Well, it did not go well. The Scalaz issue received no interest and the Typelevel issue was eventually eclipsed by cats-effect by Daniel Spiewak.

It did not go well because my proposal was deeply flawed. I did not want a “reference IO” in it and the type classes themselves where modeled for getting data out, or in other words the emphasis was on converting between data types and not on enabling constrained parametric polymorphism. I was wrong about my type class design and Daniel Spiewak was right.

Leaving pride aside, I warmed up to it and started contributing. And I’ve been the author of 41 PRs, because I may not be experienced in type class design, but I can sure optimize an IO’s run-loop and optimize I did, repeatedly.

Trouble on the Horizon #

You see, I’m a very competitive individual, so for example when John De Goes used benchmarks showing dramatic improvements over Cats-Effect in his presentation (at ScalaIO and Scale by the Bay), well I couldn’t help myself but to follow up with no less than one, two, three batches of optimizations.

Most of the changes I did were already in use by Monix’s Task. Via these optimizations I effectively replaced the internals of cats.effect.IO. Daniel’s first implementation was more elegant, but mine was more efficient.

I also had breakthroughs in Monix of course, with one, two batches.
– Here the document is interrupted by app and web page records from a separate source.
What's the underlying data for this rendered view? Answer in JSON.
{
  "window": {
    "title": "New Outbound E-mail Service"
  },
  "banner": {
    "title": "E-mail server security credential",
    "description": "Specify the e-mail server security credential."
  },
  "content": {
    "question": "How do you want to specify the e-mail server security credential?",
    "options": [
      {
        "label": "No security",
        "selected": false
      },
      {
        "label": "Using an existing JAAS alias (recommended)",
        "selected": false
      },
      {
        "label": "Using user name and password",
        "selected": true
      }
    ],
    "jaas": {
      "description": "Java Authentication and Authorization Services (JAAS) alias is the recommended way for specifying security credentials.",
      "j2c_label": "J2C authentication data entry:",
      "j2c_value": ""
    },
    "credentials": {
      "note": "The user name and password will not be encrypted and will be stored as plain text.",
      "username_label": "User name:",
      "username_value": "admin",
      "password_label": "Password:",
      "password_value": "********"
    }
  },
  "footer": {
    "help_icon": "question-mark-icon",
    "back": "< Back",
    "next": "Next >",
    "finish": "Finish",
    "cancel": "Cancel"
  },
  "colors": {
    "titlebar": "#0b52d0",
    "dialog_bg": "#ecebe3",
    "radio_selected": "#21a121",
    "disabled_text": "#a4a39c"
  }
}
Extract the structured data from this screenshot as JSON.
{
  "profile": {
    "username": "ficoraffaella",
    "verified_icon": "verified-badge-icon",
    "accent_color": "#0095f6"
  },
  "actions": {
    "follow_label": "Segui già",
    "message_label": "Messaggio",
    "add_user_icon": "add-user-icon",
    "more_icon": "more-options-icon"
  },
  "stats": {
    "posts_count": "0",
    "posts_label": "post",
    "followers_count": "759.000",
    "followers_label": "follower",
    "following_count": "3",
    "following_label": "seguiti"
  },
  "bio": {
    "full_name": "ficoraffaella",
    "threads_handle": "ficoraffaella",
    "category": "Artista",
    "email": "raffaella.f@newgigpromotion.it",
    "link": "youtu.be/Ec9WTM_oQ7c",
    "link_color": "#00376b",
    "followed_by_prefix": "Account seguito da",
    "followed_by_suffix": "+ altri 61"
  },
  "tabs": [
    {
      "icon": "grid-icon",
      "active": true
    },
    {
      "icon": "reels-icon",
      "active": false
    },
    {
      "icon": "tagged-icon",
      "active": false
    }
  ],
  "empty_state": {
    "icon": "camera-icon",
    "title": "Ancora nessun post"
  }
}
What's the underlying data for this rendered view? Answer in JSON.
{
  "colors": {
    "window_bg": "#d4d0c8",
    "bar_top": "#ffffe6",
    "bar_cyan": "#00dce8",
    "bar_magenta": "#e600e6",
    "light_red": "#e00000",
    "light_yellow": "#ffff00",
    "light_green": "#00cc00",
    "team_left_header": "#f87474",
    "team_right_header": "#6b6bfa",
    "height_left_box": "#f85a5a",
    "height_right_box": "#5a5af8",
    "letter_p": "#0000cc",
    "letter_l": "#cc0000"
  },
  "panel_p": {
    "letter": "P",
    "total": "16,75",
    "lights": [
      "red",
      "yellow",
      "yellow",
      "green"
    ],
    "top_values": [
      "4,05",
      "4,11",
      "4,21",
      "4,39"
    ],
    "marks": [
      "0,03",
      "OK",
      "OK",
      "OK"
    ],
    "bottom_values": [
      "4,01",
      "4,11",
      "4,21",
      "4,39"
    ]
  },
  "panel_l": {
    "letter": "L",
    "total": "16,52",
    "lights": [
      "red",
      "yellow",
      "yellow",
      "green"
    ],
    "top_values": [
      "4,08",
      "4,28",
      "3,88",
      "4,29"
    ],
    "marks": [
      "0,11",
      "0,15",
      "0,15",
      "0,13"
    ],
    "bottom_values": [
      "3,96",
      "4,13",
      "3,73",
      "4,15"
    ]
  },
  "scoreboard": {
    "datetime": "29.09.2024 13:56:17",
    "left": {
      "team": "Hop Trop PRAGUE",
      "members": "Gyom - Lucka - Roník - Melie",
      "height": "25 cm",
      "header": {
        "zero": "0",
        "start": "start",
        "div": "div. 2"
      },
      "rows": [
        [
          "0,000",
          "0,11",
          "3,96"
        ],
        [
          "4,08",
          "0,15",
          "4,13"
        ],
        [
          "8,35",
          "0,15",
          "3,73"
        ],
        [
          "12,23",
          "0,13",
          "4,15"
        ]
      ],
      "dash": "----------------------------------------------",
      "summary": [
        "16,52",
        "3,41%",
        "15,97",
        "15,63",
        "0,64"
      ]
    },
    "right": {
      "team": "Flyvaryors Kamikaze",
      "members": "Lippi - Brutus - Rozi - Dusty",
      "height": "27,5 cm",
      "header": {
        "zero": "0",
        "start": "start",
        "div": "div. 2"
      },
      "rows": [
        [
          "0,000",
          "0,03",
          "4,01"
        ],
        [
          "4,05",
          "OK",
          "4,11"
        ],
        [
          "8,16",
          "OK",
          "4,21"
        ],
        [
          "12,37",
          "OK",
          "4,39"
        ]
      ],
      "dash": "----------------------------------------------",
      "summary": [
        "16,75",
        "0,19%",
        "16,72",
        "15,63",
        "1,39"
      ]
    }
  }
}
Less impact though, due to Monix’s Task already reaching its potential for many use cases.

I then realized that my monix.tail.Iterant is effectively blocked by the type class hierarchy not exposing type classes for IO/Task data types that can be canceled.

So being on a roll, I followed with PRs for the cancelable IO proposal, followed by Timer, type class changes (preceded by a failed attempt), and race, culminating in the v0.10 release.

All of this ties into Monix of course, Task along with the new Iterant data type making full use of Timer and cancelability. So now you’ve got yourself a credible, pull-based competitor to FS2 as well 😉

This is Sparta!